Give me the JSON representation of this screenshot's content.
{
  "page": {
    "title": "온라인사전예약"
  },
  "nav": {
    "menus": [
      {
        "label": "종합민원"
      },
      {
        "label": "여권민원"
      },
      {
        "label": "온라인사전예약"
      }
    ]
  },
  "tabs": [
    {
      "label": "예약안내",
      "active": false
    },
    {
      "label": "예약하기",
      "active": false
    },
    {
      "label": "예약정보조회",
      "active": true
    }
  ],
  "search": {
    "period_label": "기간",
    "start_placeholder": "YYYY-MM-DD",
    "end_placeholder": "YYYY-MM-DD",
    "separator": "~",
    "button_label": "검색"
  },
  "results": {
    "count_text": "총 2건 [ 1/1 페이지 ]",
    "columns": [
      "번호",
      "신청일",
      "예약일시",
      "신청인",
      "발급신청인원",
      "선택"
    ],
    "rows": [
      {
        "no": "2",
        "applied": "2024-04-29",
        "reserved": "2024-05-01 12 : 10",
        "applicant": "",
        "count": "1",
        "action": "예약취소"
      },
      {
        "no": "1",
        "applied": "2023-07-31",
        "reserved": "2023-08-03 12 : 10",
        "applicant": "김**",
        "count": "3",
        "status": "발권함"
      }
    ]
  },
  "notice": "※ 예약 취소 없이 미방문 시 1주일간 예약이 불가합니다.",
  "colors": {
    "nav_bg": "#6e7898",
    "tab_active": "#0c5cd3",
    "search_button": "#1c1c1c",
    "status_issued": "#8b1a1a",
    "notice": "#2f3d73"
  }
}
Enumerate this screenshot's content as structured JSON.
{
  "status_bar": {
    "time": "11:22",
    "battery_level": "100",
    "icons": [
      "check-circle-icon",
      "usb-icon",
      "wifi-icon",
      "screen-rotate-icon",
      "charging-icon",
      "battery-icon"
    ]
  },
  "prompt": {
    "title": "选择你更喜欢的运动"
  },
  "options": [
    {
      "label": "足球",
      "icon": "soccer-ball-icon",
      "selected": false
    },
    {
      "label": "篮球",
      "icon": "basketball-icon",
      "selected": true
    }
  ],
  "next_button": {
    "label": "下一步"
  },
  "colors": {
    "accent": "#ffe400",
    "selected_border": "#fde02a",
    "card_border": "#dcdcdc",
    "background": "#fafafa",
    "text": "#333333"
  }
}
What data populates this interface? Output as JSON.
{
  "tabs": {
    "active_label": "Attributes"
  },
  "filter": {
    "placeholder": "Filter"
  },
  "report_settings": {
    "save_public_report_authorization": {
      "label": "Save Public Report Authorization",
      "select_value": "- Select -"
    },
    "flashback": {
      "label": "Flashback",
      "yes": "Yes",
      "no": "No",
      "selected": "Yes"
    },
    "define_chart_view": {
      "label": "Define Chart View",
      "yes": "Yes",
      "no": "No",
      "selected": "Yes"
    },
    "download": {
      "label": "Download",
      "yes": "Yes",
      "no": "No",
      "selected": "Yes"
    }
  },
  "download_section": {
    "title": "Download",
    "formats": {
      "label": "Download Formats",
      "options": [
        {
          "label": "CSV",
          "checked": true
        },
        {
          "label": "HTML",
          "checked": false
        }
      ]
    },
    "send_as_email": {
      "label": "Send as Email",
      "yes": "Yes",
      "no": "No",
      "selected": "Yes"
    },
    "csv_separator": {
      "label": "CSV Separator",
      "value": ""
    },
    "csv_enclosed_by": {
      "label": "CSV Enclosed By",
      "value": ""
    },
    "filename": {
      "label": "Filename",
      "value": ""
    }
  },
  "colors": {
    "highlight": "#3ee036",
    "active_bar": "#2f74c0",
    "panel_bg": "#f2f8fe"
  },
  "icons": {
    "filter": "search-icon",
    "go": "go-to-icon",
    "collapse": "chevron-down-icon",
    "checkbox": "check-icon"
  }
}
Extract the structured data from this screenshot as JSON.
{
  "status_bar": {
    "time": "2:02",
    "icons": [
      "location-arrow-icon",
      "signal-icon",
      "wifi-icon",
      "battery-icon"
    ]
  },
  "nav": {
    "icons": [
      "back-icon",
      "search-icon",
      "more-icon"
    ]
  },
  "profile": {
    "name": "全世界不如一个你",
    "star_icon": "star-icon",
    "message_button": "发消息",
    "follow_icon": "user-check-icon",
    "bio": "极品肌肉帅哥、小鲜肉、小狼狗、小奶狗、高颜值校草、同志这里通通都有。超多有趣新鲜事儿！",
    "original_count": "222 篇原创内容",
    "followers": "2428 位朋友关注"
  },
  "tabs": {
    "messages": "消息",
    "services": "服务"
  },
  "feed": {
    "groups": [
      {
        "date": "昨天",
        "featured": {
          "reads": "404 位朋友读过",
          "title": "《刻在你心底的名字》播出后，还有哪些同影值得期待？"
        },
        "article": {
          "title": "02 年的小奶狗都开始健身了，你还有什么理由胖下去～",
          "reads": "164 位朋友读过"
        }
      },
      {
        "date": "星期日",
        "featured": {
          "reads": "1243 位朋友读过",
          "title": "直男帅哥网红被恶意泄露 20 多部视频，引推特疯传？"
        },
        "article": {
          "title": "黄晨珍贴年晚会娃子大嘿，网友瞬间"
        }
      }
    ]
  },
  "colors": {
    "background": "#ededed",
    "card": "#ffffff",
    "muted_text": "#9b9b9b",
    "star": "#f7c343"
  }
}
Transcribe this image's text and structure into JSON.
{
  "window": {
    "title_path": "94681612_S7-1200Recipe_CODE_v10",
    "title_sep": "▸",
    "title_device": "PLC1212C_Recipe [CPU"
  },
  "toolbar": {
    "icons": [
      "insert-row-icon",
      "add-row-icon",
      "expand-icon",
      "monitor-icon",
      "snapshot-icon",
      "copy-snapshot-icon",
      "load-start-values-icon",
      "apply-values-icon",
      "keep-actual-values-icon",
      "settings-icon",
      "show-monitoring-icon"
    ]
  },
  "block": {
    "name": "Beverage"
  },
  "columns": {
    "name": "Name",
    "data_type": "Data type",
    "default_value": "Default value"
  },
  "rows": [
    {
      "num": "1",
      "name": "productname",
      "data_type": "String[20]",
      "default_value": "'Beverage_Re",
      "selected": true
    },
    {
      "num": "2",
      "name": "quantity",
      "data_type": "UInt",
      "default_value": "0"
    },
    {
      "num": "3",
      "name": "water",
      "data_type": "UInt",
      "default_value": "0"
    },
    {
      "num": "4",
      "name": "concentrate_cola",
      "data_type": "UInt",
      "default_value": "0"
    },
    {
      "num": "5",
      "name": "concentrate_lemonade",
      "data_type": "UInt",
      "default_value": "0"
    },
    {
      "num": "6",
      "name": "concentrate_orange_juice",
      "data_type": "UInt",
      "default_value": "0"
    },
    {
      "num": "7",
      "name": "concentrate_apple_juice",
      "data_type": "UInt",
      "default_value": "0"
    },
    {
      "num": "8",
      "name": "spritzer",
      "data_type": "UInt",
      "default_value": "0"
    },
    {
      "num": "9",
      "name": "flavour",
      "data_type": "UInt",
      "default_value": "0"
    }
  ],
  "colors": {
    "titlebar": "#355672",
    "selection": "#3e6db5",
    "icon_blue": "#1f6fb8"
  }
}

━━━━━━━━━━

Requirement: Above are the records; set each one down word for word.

Solution to the exercise:
Give me the JSON representation of this screenshot's content.
{
  "page": {
    "title": "온라인사전예약"
  },
  "nav": {
    "menus": [
      {
        "label": "종합민원"
      },
      {
        "label": "여권민원"
      },
      {
        "label": "온라인사전예약"
      }
    ]
  },
  "tabs": [
    {
      "label": "예약안내",
      "active": false
    },
    {
      "label": "예약하기",
      "active": false
    },
    {
      "label": "예약정보조회",
      "active": true
    }
  ],
  "search": {
    "period_label": "기간",
    "start_placeholder": "YYYY-MM-DD",
    "end_placeholder": "YYYY-MM-DD",
    "separator": "~",
    "button_label": "검색"
  },
  "results": {
    "count_text": "총 2건 [ 1/1 페이지 ]",
    "columns": [
      "번호",
      "신청일",
      "예약일시",
      "신청인",
      "발급신청인원",
      "선택"
    ],
    "rows": [
      {
        "no": "2",
        "applied": "2024-04-29",
        "reserved": "2024-05-01 12 : 10",
        "applicant": "",
        "count": "1",
        "action": "예약취소"
      },
      {
        "no": "1",
        "applied": "2023-07-31",
        "reserved": "2023-08-03 12 : 10",
        "applicant": "김**",
        "count": "3",
        "status": "발권함"
      }
    ]
  },
  "notice": "※ 예약 취소 없이 미방문 시 1주일간 예약이 불가합니다.",
  "colors": {
    "nav_bg": "#6e7898",
    "tab_active": "#0c5cd3",
    "search_button": "#1c1c1c",
    "status_issued": "#8b1a1a",
    "notice": "#2f3d73"
  }
}
Enumerate this screenshot's content as structured JSON.
{
  "status_bar": {
    "time": "11:22",
    "battery_level": "100",
    "icons": [
      "check-circle-icon",
      "usb-icon",
      "wifi-icon",
      "screen-rotate-icon",
      "charging-icon",
      "battery-icon"
    ]
  },
  "prompt": {
    "title": "选择你更喜欢的运动"
  },
  "options": [
    {
      "label": "足球",
      "icon": "soccer-ball-icon",
      "selected": false
    },
    {
      "label": "篮球",
      "icon": "basketball-icon",
      "selected": true
    }
  ],
  "next_button": {
    "label": "下一步"
  },
  "colors": {
    "accent": "#ffe400",
    "selected_border": "#fde02a",
    "card_border": "#dcdcdc",
    "background": "#fafafa",
    "text": "#333333"
  }
}
What data populates this interface? Output as JSON.
{
  "tabs": {
    "active_label": "Attributes"
  },
  "filter": {
    "placeholder": "Filter"
  },
  "report_settings": {
    "save_public_report_authorization": {
      "label": "Save Public Report Authorization",
      "select_value": "- Select -"
    },
    "flashback": {
      "label": "Flashback",
      "yes": "Yes",
      "no": "No",
      "selected": "Yes"
    },
    "define_chart_view": {
      "label": "Define Chart View",
      "yes": "Yes",
      "no": "No",
      "selected": "Yes"
    },
    "download": {
      "label": "Download",
      "yes": "Yes",
      "no": "No",
      "selected": "Yes"
    }
  },
  "download_section": {
    "title": "Download",
    "formats": {
      "label": "Download Formats",
      "options": [
        {
          "label": "CSV",
          "checked": true
        },
        {
          "label": "HTML",
          "checked": false
        }
      ]
    },
    "send_as_email": {
      "label": "Send as Email",
      "yes": "Yes",
      "no": "No",
      "selected": "Yes"
    },
    "csv_separator": {
      "label": "CSV Separator",
      "value": ""
    },
    "csv_enclosed_by": {
      "label": "CSV Enclosed By",
      "value": ""
    },
    "filename": {
      "label": "Filename",
      "value": ""
    }
  },
  "colors": {
    "highlight": "#3ee036",
    "active_bar": "#2f74c0",
    "panel_bg": "#f2f8fe"
  },
  "icons": {
    "filter": "search-icon",
    "go": "go-to-icon",
    "collapse": "chevron-down-icon",
    "checkbox": "check-icon"
  }
}
Extract the structured data from this screenshot as JSON.
{
  "status_bar": {
    "time": "2:02",
    "icons": [
      "location-arrow-icon",
      "signal-icon",
      "wifi-icon",
      "battery-icon"
    ]
  },
  "nav": {
    "icons": [
      "back-icon",
      "search-icon",
      "more-icon"
    ]
  },
  "profile": {
    "name": "全世界不如一个你",
    "star_icon": "star-icon",
    "message_button": "发消息",
    "follow_icon": "user-check-icon",
    "bio": "极品肌肉帅哥、小鲜肉、小狼狗、小奶狗、高颜值校草、同志这里通通都有。超多有趣新鲜事儿！",
    "original_count": "222 篇原创内容",
    "followers": "2428 位朋友关注"
  },
  "tabs": {
    "messages": "消息",
    "services": "服务"
  },
  "feed": {
    "groups": [
      {
        "date": "昨天",
        "featured": {
          "reads": "404 位朋友读过",
          "title": "《刻在你心底的名字》播出后，还有哪些同影值得期待？"
        },
        "article": {
          "title": "02 年的小奶狗都开始健身了，你还有什么理由胖下去～",
          "reads": "164 位朋友读过"
        }
      },
      {
        "date": "星期日",
        "featured": {
          "reads": "1243 位朋友读过",
          "title": "直男帅哥网红被恶意泄露 20 多部视频，引推特疯传？"
        },
        "article": {
          "title": "黄晨珍贴年晚会娃子大嘿，网友瞬间"
        }
      }
    ]
  },
  "colors": {
    "background": "#ededed",
    "card": "#ffffff",
    "muted_text": "#9b9b9b",
    "star": "#f7c343"
  }
}
Transcribe this image's text and structure into JSON.
{
  "window": {
    "title_path": "94681612_S7-1200Recipe_CODE_v10",
    "title_sep": "▸",
    "title_device": "PLC1212C_Recipe [CPU"
  },
  "toolbar": {
    "icons": [
      "insert-row-icon",
      "add-row-icon",
      "expand-icon",
      "monitor-icon",
      "snapshot-icon",
      "copy-snapshot-icon",
      "load-start-values-icon",
      "apply-values-icon",
      "keep-actual-values-icon",
      "settings-icon",
      "show-monitoring-icon"
    ]
  },
  "block": {
    "name": "Beverage"
  },
  "columns": {
    "name": "Name",
    "data_type": "Data type",
    "default_value": "Default value"
  },
  "rows": [
    {
      "num": "1",
      "name": "productname",
      "data_type": "String[20]",
      "default_value": "'Beverage_Re",
      "selected": true
    },
    {
      "num": "2",
      "name": "quantity",
      "data_type": "UInt",
      "default_value": "0"
    },
    {
      "num": "3",
      "name": "water",
      "data_type": "UInt",
      "default_value": "0"
    },
    {
      "num": "4",
      "name": "concentrate_cola",
      "data_type": "UInt",
      "default_value": "0"
    },
    {
      "num": "5",
      "name": "concentrate_lemonade",
      "data_type": "UInt",
      "default_value": "0"
    },
    {
      "num": "6",
      "name": "concentrate_orange_juice",
      "data_type": "UInt",
      "default_value": "0"
    },
    {
      "num": "7",
      "name": "concentrate_apple_juice",
      "data_type": "UInt",
      "default_value": "0"
    },
    {
      "num": "8",
      "name": "spritzer",
      "data_type": "UInt",
      "default_value": "0"
    },
    {
      "num": "9",
      "name": "flavour",
      "data_type": "UInt",
      "default_value": "0"
    }
  ],
  "colors": {
    "titlebar": "#355672",
    "selection": "#3e6db5",
    "icon_blue": "#1f6fb8"
  }
}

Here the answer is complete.